Assumption: Screen detector is much closer to the slits than in "standard experiment" and the small angle approximation can't be used to determine the interference fringe maxima, but the interference pattern still occurs.
Is it possible to measure the time of detection in such setup accurately...
1. Is it possible to perform the following, modified double-slit experiment with single electrons/electron beam: The slits are separated in such a way, that each leads to a separate magnetic trap. The traps have oppositely directed magnetic fields, so that the electrons entering them move in...
My question:
How do the values for the velocity, momentum and energy of an electron in a double-slit experiment are altered by the observation?
Probably,energy is altered. Given that energy is a function of momentum and velocity, either or both of these must have been changed. However, I am...
How did you find PF?: Google
Is it true that the devices that quantify which slit do NOT produce wave collapse unless they actually record the light measurements rather than just detect them without recording?
Does the following picture which I think shows the guiding field for electron in the double slit experiment have a corresponding image when the experiment is done with photons?
Thanks for any help.
m × lambda for bright = (m - 1/2) × lambda for dark so:
2 × 708 = 2.5 × second lambda
Second lambda = 566.4 nm
But the answer is 495 nm. Where is my mistake? Thanks
I know that ydse is based on interference of light when it passes through an obstacle having almost same aperture as the wavelength of light. Also they should be coherent to have a constant phase difference at every point. But I don't get why the light beams should be parallel?
Hello all!
Having some problems understanding this question.
From what I know, bright fringes means that there will be constructive interferences, whereby ##d\sin \theta =m\lambda##
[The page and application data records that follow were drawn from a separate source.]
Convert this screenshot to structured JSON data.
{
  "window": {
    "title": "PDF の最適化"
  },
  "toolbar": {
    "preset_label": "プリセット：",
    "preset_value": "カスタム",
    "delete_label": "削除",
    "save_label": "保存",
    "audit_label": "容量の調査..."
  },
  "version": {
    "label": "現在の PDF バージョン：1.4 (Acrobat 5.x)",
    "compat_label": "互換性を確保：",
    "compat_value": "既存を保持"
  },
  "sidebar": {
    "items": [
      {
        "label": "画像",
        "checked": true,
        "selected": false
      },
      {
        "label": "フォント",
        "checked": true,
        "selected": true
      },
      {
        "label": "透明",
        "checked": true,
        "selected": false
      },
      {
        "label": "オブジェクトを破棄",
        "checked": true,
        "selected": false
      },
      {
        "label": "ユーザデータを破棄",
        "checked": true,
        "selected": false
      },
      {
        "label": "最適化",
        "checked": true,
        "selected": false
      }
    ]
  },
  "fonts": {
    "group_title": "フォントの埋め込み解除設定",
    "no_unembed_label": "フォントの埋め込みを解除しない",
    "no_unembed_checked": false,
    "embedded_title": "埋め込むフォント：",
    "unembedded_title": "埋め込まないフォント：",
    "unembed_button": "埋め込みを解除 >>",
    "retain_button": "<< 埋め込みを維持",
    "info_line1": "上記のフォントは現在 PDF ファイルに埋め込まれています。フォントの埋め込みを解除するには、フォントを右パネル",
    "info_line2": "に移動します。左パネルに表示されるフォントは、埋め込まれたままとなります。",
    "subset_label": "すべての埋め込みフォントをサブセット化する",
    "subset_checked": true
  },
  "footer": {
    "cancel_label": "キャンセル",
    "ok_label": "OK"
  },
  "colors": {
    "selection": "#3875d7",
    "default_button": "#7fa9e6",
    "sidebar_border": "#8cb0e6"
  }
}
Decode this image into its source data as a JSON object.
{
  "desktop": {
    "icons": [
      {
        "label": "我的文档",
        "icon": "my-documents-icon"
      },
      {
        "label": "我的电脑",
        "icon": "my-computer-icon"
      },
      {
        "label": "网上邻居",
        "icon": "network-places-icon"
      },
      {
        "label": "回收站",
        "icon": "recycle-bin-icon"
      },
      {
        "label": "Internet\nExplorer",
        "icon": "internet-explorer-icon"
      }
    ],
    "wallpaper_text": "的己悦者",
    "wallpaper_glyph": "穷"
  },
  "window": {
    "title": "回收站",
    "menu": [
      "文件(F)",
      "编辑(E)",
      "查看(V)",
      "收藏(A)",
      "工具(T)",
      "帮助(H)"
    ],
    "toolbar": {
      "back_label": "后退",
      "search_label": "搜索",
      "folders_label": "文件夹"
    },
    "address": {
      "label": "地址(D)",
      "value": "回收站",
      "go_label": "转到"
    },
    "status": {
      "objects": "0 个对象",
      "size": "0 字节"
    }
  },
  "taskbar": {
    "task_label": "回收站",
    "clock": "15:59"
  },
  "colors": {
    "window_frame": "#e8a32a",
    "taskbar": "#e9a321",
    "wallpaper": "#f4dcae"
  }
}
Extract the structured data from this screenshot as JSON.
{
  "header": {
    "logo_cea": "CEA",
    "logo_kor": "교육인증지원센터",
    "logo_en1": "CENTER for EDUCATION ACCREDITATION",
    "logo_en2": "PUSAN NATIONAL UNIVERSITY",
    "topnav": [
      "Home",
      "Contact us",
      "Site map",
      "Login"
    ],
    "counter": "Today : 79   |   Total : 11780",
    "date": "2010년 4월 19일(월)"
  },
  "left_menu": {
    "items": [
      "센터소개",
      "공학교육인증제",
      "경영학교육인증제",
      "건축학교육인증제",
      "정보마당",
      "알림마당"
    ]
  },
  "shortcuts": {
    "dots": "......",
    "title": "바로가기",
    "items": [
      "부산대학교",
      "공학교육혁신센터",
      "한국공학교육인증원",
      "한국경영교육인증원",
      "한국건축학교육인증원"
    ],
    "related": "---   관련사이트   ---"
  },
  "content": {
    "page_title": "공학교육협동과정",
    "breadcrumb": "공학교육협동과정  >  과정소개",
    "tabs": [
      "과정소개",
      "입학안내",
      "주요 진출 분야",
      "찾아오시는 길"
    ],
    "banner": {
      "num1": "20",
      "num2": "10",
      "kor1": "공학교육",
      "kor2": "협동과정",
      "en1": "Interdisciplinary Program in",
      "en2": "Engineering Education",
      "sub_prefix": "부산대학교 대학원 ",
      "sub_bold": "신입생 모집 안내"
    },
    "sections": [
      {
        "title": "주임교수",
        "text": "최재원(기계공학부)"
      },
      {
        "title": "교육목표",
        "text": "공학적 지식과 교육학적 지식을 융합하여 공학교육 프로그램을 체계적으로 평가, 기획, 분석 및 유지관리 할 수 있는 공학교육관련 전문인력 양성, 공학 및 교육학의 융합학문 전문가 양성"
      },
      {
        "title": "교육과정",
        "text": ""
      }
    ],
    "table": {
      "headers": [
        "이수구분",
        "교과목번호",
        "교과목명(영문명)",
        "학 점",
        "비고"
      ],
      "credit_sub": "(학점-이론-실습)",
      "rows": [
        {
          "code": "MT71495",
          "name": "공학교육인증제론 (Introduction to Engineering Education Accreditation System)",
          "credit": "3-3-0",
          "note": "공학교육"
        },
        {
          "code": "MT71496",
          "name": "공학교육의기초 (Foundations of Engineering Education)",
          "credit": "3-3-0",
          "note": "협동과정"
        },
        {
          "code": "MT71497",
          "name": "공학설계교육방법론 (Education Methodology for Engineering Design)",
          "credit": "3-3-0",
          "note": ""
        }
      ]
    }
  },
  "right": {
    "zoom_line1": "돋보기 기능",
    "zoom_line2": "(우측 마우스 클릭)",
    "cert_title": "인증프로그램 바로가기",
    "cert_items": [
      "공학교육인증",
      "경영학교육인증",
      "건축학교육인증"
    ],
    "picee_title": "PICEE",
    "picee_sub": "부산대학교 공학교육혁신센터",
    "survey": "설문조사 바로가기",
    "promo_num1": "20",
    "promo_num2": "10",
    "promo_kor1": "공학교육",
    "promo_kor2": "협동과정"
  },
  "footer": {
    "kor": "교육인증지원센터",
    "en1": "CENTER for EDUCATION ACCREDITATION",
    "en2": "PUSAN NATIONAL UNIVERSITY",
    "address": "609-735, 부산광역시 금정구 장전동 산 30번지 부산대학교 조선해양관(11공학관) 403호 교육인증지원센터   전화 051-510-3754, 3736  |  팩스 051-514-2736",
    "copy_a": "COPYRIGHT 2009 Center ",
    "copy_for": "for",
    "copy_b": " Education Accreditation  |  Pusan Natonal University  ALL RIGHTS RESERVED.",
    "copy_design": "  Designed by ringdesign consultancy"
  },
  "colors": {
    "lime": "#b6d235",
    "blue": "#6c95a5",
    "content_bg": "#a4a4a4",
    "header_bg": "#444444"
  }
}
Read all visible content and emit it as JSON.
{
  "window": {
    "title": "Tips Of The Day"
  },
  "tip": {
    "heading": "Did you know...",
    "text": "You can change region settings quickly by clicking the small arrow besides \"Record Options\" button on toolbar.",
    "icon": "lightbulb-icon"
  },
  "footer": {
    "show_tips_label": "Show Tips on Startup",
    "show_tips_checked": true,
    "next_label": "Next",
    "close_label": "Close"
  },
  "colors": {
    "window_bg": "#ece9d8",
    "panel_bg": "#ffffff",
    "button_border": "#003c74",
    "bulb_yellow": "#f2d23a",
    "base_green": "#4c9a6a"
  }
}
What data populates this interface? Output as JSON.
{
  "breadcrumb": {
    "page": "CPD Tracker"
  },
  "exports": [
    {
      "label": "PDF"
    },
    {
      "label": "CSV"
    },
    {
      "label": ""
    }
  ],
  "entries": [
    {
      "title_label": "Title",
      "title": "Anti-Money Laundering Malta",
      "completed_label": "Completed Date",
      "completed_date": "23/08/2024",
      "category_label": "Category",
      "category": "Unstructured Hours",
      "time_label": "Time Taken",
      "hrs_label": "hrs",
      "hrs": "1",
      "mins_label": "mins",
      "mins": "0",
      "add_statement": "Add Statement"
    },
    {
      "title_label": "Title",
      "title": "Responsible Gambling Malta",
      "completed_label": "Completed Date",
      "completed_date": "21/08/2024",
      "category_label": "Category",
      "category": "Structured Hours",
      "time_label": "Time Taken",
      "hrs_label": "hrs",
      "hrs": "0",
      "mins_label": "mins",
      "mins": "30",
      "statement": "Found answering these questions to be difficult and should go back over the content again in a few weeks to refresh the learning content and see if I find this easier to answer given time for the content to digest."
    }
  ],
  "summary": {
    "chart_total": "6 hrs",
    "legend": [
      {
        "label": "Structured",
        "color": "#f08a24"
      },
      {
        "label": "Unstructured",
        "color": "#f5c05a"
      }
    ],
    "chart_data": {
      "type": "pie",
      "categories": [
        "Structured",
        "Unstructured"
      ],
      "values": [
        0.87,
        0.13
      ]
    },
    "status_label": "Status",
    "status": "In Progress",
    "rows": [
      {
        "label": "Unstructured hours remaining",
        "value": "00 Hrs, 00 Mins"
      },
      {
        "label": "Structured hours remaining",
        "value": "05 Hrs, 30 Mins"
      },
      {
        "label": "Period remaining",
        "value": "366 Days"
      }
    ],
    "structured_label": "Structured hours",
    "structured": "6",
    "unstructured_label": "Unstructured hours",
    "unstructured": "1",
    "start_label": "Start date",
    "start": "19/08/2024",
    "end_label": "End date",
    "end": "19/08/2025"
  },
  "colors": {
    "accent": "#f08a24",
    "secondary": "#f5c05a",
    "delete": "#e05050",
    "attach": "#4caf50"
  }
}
In this case, I know the d (separation of silts). However, what should I put in for wavelength? I went through...
If I put a slab of some material whose refractive index is \mu and width is D, in front of slits in Young's Double Slit model, then
In the figure you can see that I have placed the slab just after the slits. So, when rays going to come out of the slab they will bend away from...
In all books about QFT I have seen I can not find anything about what a localized particle concept is. Suddenly I found this note in Zee's 'QFT in nutshell' page 4:
"As usual, we can form wave packets by superposing eigenmodes. When we quantize the theory, these wave packets behave like...